On Thursday February 1st, while many RCs were raring to devote a job search day either to skiing in Colorado or to an equally exhilarating interview for that elusive summer internship, hundreds of Class of 2020 Round 1 admits descended upon the HBS campus for Admitted Students’ Weekend (ASW). The visitors encompassed 316 admits, 82 partners, 3 parents, and 2 children. They were treated to a packed schedule of panels, mixers, information sessions, happy hours, alumni MyTakes, and even a case method simulation to serve as an amuse-bouche to the quintessentially HBS activities that would likely consume the next 2 years of their lives.
The admissions office worked in collaboration with a newly revamped student leadership team to organize the weekend with an emphasis on more current student involvement. This break with recent tradition came in response to feedback from previous classes. Ope Awosan (HBS ’19), a member of the team, was motivated to “help the incoming class to make connections and to help them see how amazing the HBS experience can be.” She was most looking forward to the student experience panel with the hope that it would be “fun for admits to ask honest questions and to receive honest, open answers in return. It’s a chance to understand what’s going through their heads as they navigate this decision.” Indeed, the student experience panel featured questions running the gamut of the anxiety scale:
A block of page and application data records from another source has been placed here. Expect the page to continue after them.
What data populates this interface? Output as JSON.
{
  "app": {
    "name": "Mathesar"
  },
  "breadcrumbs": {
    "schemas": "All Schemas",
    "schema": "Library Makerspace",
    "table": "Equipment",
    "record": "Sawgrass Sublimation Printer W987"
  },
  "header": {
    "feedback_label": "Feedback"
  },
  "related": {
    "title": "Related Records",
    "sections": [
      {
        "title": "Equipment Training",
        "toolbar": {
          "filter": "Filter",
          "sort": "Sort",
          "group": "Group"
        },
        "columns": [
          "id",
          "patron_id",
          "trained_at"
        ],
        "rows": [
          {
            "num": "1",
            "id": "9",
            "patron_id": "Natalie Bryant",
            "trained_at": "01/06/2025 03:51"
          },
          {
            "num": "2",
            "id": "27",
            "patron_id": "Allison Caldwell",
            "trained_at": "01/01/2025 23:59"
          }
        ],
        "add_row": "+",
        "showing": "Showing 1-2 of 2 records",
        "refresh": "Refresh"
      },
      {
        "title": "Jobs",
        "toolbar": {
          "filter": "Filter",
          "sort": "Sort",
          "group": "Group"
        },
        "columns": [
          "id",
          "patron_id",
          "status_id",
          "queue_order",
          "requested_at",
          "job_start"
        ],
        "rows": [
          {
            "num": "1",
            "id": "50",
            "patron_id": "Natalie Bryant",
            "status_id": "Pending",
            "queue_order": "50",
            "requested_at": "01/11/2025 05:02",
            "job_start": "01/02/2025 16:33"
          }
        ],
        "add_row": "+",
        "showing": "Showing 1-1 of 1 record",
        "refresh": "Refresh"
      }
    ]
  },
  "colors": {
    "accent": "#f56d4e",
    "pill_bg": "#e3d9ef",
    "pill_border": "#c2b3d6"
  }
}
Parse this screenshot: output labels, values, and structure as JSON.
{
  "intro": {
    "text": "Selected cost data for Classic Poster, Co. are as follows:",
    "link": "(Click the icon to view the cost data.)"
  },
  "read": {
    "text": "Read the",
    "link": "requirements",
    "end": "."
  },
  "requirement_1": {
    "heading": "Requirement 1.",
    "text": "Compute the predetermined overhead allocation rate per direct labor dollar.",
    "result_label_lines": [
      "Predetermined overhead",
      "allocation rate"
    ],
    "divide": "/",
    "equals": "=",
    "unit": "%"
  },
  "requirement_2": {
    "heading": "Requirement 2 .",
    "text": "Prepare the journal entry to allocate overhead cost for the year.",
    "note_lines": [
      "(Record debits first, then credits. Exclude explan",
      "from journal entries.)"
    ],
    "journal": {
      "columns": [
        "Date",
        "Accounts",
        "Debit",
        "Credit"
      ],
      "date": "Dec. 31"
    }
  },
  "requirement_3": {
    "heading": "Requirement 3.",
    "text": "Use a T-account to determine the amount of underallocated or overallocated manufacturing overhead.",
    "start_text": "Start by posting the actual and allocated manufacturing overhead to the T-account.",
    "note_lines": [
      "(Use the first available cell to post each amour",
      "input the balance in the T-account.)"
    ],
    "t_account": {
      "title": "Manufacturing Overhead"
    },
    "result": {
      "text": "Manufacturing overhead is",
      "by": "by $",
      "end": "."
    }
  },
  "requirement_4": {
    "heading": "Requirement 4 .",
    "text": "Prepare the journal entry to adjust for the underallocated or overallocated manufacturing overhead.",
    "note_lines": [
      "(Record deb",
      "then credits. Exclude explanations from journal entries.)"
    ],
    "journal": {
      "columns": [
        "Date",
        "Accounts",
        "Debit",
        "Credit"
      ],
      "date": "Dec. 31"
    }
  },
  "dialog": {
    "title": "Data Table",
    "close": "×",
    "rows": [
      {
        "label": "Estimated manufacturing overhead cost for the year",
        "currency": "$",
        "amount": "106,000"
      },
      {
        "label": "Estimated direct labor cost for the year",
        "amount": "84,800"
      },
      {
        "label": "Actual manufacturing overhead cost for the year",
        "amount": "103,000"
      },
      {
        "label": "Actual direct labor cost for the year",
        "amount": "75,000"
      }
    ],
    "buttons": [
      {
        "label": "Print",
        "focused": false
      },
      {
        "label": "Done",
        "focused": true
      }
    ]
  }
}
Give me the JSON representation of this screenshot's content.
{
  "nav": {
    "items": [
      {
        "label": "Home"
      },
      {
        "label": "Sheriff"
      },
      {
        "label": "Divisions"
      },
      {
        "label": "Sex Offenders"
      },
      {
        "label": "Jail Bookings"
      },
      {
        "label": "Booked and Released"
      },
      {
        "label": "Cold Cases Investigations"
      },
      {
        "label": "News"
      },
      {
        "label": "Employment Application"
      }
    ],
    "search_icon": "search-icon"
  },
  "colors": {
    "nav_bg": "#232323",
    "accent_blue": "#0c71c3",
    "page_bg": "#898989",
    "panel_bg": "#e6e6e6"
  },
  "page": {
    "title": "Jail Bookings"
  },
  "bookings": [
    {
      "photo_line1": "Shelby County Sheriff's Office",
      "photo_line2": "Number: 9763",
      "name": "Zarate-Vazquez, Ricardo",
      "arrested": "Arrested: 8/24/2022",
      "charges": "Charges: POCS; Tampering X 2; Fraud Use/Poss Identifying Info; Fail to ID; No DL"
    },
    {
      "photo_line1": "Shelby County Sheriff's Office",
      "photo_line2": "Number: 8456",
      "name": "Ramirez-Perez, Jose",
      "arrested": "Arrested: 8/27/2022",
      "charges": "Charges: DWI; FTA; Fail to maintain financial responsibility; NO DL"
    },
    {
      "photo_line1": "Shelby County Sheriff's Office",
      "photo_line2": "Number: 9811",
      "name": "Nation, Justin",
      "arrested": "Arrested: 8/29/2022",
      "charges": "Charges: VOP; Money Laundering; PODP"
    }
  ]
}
A: “Have a backup plan.”
Q: “What’s the social life like?”
A: “There will be more going on than you can ever possibly attend, so it’s up to you to prioritize. Pro tip: there’s always a last-minute secondary market to allay your anxieties.”
Q: “What happens if I can’t make it to Yacht week?”
A: “Don’t worry, you’ll meet 90 people on your first day of class anyway.”
Q: “How long does it take to get through a typical case?”
A: Suffice it to say, the answers to this last question were varied.
As to what attracted admits to apply to HBS in the first place, Hanyin Cheng, a Bostonian admit with a background in growth equity, pointed to the case method as a major draw. Cheng has been involved in non-profits that provide college students with a platform to design courses around their passions and connect them with high school students to instill a sense of excitement for learning: “One of the best ways to learn is by teaching others, and I feel like that is an underlying philosophy of the case method. Having been able to sit in on a few of the classes, I’ve seen it work, and it’s something I really wanted to be a part of.”
The Dean’s welcome address to the prospective Class of 2020 provided another opportunity for Q&A. In fielding admits’ questions, Dean Nohria encouraged students to avoid being “too careerist” within the confines of the HBS academic environment and implored students to “use [their] own sense of self as [their] guide,” despite the fact that what everyone else is doing is so visible. He closed the Q&A by sharing the most useful piece of advice he ever received: “don’t live your entire life thinking about the future. Do the best job that you can today, and you will be blown away by the opportunities that will become available.” It was salient advice for future and current students alike.
Joe Feghali (HBS ’19) worked across various commercial and corporate finance, and HR roles for Kraft Heinz in Pittsburgh, the Netherlands, and Chicago. He is very passionate about financial aid, recruiting, and admissions efforts for HBS.